If you have questions about taking Litfulo, talk with your doctor or pharmacist. Questions you may want to ask include:

  • Can you recommend ways to lower my risk of infection while I take Litfulo?
  • If I use other drugs for alopecia along with Litfulo, will I see results faster?
  • What alternatives are available if I can’t afford Litfulo?

To learn more about Litfulo, see this article:

To get information on different conditions and tips for improving your health, subscribe to any of Healthline’s newsletters. You may also want to check out the online communities at Bezzy. It’s a place where people with certain conditions can find support and connect with others.
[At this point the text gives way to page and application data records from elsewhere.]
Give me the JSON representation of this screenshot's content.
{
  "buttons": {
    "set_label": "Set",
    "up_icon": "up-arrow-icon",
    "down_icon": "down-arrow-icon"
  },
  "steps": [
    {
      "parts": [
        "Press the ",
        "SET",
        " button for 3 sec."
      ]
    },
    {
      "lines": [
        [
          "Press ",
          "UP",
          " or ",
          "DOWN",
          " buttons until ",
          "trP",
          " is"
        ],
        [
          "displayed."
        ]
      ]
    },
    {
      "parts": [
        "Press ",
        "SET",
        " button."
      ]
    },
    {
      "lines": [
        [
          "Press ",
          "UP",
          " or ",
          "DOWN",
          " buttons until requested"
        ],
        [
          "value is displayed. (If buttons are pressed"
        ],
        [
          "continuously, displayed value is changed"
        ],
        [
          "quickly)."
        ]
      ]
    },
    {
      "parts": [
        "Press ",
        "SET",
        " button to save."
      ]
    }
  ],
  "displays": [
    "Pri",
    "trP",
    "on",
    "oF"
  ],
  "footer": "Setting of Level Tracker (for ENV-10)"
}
Disclaimer: Healthline has made every effort to make certain that all information is factually correct, comprehensive, and up to date. However, this article should not be used as a substitute for the knowledge and expertise of a licensed healthcare professional. You should always consult your doctor or another healthcare professional before taking any medication. The drug information contained herein is subject to change and is not intended to cover all possible uses, directions, precautions, warnings, drug interactions, allergic reactions, or adverse effects. The absence of warnings or other information for a given drug does not indicate that the drug or drug combination is safe, effective, or appropriate for all patients or all specific uses.